DATASET EXTRACT
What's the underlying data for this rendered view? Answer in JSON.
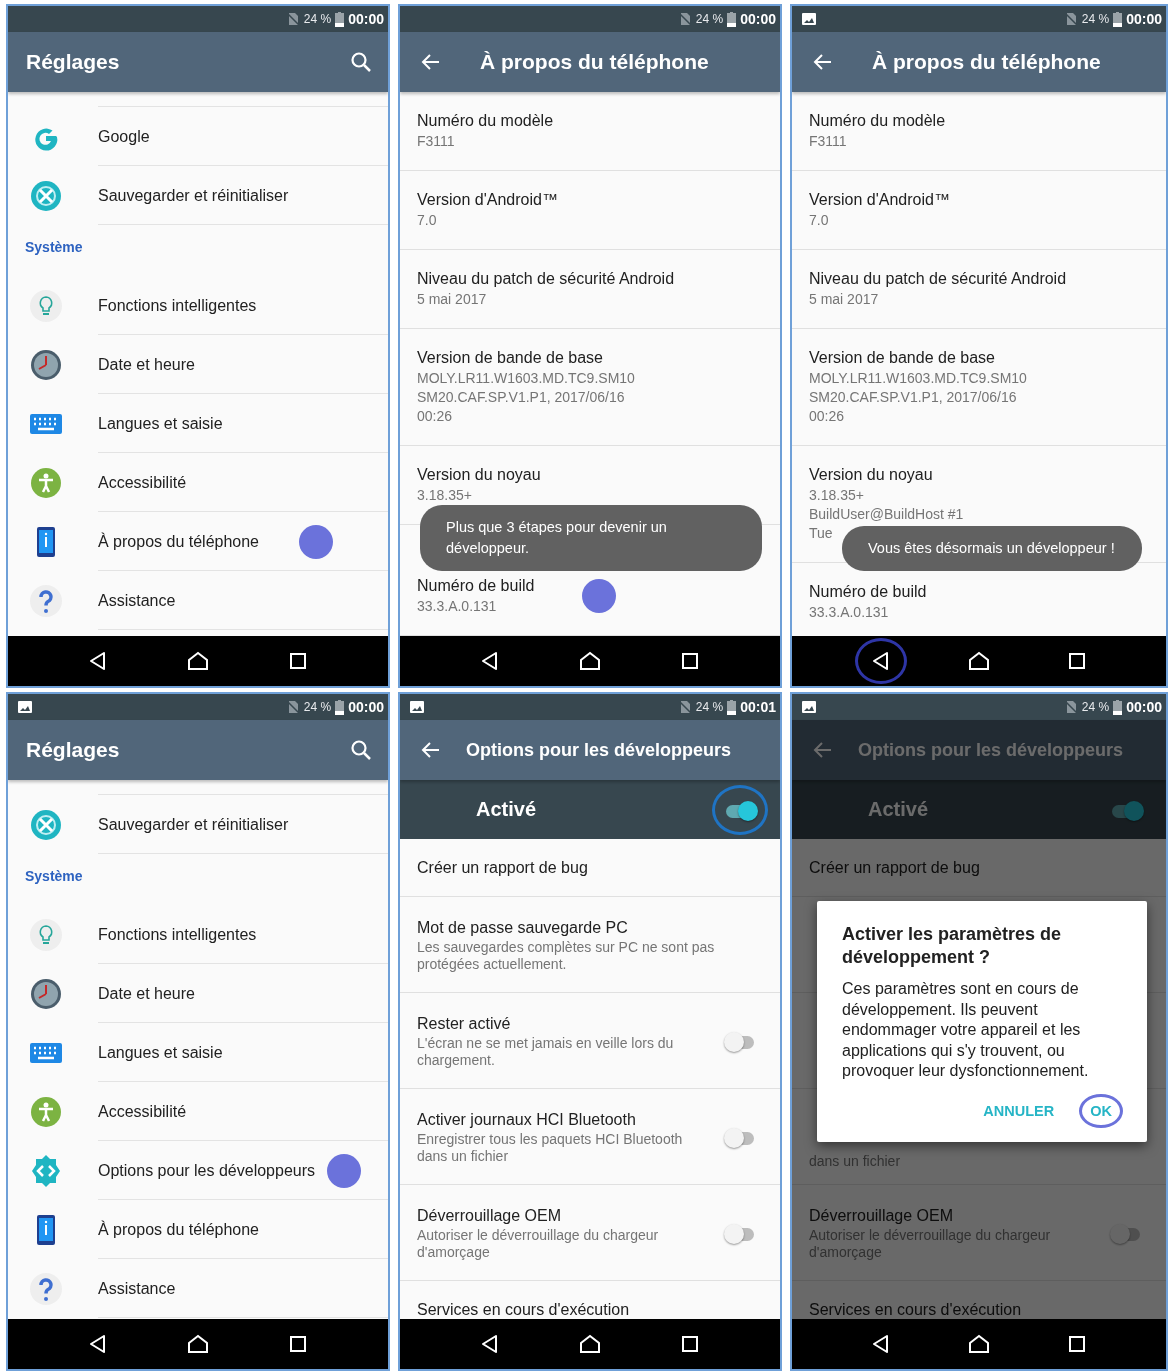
{
  "phones": [
    {
      "status": {
        "screenshot_icon": false,
        "battery": "24 %",
        "time": "00:00"
      },
      "appbar": {
        "title": "Réglages",
        "back": false,
        "search": true
      },
      "nav": {
        "back_highlighted": false
      },
      "settings": [
        {
          "kind": "google",
          "label": "Google",
          "tap": false
        },
        {
          "kind": "backup",
          "label": "Sauvegarder et réinitialiser",
          "tap": false
        },
        {
          "kind": "header",
          "label": "Système"
        },
        {
          "kind": "bulb",
          "label": "Fonctions intelligentes",
          "tap": false
        },
        {
          "kind": "clock",
          "label": "Date et heure",
          "tap": false
        },
        {
          "kind": "keyboard",
          "label": "Langues et saisie",
          "tap": false
        },
        {
          "kind": "accessibility",
          "label": "Accessibilité",
          "tap": false
        },
        {
          "kind": "phone",
          "label": "À propos du téléphone",
          "tap": true
        },
        {
          "kind": "help",
          "label": "Assistance",
          "tap": false
        }
      ]
    },
    {
      "status": {
        "screenshot_icon": false,
        "battery": "24 %",
        "time": "00:00"
      },
      "appbar": {
        "title": "À propos du téléphone",
        "back": true,
        "search": false
      },
      "nav": {
        "back_highlighted": false
      },
      "about": [
        {
          "title": "Numéro du modèle",
          "lines": [
            "F3111"
          ],
          "tap": false
        },
        {
          "title": "Version d'Android™",
          "lines": [
            "7.0"
          ],
          "tap": false
        },
        {
          "title": "Niveau du patch de sécurité Android",
          "lines": [
            "5 mai 2017"
          ],
          "tap": false
        },
        {
          "title": "Version de bande de base",
          "lines": [
            "MOLY.LR11.W1603.MD.TC9.SM10",
            "SM20.CAF.SP.V1.P1, 2017/06/16",
            "00:26"
          ],
          "tap": false
        },
        {
          "title": "Version du noyau",
          "lines": [
            "3.18.35+"
          ],
          "tap": false
        },
        {
          "title": "Numéro de build",
          "lines": [
            "33.3.A.0.131"
          ],
          "tap": true
        }
      ],
      "toast": "Plus que 3 étapes pour devenir un développeur."
    },
    {
      "status": {
        "screenshot_icon": true,
        "battery": "24 %",
        "time": "00:00"
      },
      "appbar": {
        "title": "À propos du téléphone",
        "back": true,
        "search": false
      },
      "nav": {
        "back_highlighted": true
      },
      "about": [
        {
          "title": "Numéro du modèle",
          "lines": [
            "F3111"
          ],
          "tap": false
        },
        {
          "title": "Version d'Android™",
          "lines": [
            "7.0"
          ],
          "tap": false
        },
        {
          "title": "Niveau du patch de sécurité Android",
          "lines": [
            "5 mai 2017"
          ],
          "tap": false
        },
        {
          "title": "Version de bande de base",
          "lines": [
            "MOLY.LR11.W1603.MD.TC9.SM10",
            "SM20.CAF.SP.V1.P1, 2017/06/16",
            "00:26"
          ],
          "tap": false
        },
        {
          "title": "Version du noyau",
          "lines": [
            "3.18.35+",
            "BuildUser@BuildHost #1",
            "Tue"
          ],
          "tap": false
        },
        {
          "title": "Numéro de build",
          "lines": [
            "33.3.A.0.131"
          ],
          "tap": false
        }
      ],
      "toast": "Vous êtes désormais un développeur !"
    },
    {
      "status": {
        "screenshot_icon": true,
        "battery": "24 %",
        "time": "00:00"
      },
      "appbar": {
        "title": "Réglages",
        "back": false,
        "search": true
      },
      "nav": {
        "back_highlighted": false
      },
      "settings": [
        {
          "kind": "backup",
          "label": "Sauvegarder et réinitialiser",
          "tap": false
        },
        {
          "kind": "header",
          "label": "Système"
        },
        {
          "kind": "bulb",
          "label": "Fonctions intelligentes",
          "tap": false
        },
        {
          "kind": "clock",
          "label": "Date et heure",
          "tap": false
        },
        {
          "kind": "keyboard",
          "label": "Langues et saisie",
          "tap": false
        },
        {
          "kind": "accessibility",
          "label": "Accessibilité",
          "tap": false
        },
        {
          "kind": "developer",
          "label": "Options pour les développeurs",
          "tap": true
        },
        {
          "kind": "phone",
          "label": "À propos du téléphone",
          "tap": false
        },
        {
          "kind": "help",
          "label": "Assistance",
          "tap": false
        }
      ]
    },
    {
      "status": {
        "screenshot_icon": true,
        "battery": "24 %",
        "time": "00:01"
      },
      "appbar": {
        "title": "Options pour les développeurs",
        "back": true,
        "search": false
      },
      "nav": {
        "back_highlighted": false
      },
      "master_switch": {
        "label": "Activé",
        "on": true,
        "highlighted": true
      },
      "options": [
        {
          "kind": "action",
          "title": "Créer un rapport de bug"
        },
        {
          "kind": "action",
          "title": "Mot de passe sauvegarde PC",
          "subtitle": "Les sauvegardes complètes sur PC ne sont pas protégées actuellement."
        },
        {
          "kind": "option",
          "title": "Rester activé",
          "subtitle": "L'écran ne se met jamais en veille lors du chargement.",
          "on": false
        },
        {
          "kind": "option",
          "title": "Activer journaux HCI Bluetooth",
          "subtitle": "Enregistrer tous les paquets HCI Bluetooth dans un fichier",
          "on": false
        },
        {
          "kind": "option",
          "title": "Déverrouillage OEM",
          "subtitle": "Autoriser le déverrouillage du chargeur d'amorçage",
          "on": false
        },
        {
          "kind": "action",
          "title": "Services en cours d'exécution"
        }
      ]
    },
    {
      "status": {
        "screenshot_icon": true,
        "battery": "24 %",
        "time": "00:00"
      },
      "appbar": {
        "title": "Options pour les développeurs",
        "back": true,
        "search": false
      },
      "nav": {
        "back_highlighted": false
      },
      "dimmed": true,
      "master_switch": {
        "label": "Activé",
        "on": true,
        "highlighted": false
      },
      "options": [
        {
          "kind": "action",
          "title": "Créer un rapport de bug"
        },
        {
          "kind": "covered"
        },
        {
          "kind": "covered"
        },
        {
          "kind": "tail",
          "subtitle": "dans un fichier"
        },
        {
          "kind": "option",
          "title": "Déverrouillage OEM",
          "subtitle": "Autoriser le déverrouillage du chargeur d'amorçage",
          "on": false
        },
        {
          "kind": "action",
          "title": "Services en cours d'exécution"
        }
      ],
      "dialog": {
        "title": "Activer les paramètres de développement ?",
        "message": "Ces paramètres sont en cours de développement. Ils peuvent endommager votre appareil et les applications qui s'y trouvent, ou provoquer leur dysfonctionnement.",
        "buttons": [
          {
            "label": "ANNULER",
            "highlighted": false
          },
          {
            "label": "OK",
            "highlighted": true
          }
        ]
      }
    }
  ]
}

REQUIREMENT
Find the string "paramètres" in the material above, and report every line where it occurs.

ANSWER FOR THE TASK
        "title": "Activer les paramètres de développement ?",
        "message": "Ces paramètres sont en cours de développement. Ils peuvent endommager votre appareil et les applications qui s'y trouvent, ou provoquer leur dysfonctionnement.",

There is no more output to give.